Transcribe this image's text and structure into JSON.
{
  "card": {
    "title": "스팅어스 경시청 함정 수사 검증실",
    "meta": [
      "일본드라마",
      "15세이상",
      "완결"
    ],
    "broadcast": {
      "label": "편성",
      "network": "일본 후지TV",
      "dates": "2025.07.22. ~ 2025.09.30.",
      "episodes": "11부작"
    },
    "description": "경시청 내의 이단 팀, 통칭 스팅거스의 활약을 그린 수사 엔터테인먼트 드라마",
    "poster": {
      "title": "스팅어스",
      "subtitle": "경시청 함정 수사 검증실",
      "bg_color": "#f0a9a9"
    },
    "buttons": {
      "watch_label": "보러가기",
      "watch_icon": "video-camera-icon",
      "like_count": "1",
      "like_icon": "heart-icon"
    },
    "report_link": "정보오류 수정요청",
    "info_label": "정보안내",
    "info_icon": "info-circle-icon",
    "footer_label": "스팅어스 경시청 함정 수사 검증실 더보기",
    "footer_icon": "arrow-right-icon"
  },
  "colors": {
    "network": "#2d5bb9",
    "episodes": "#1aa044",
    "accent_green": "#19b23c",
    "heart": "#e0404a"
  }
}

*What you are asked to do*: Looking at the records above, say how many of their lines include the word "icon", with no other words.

*Solution to this problem*: 4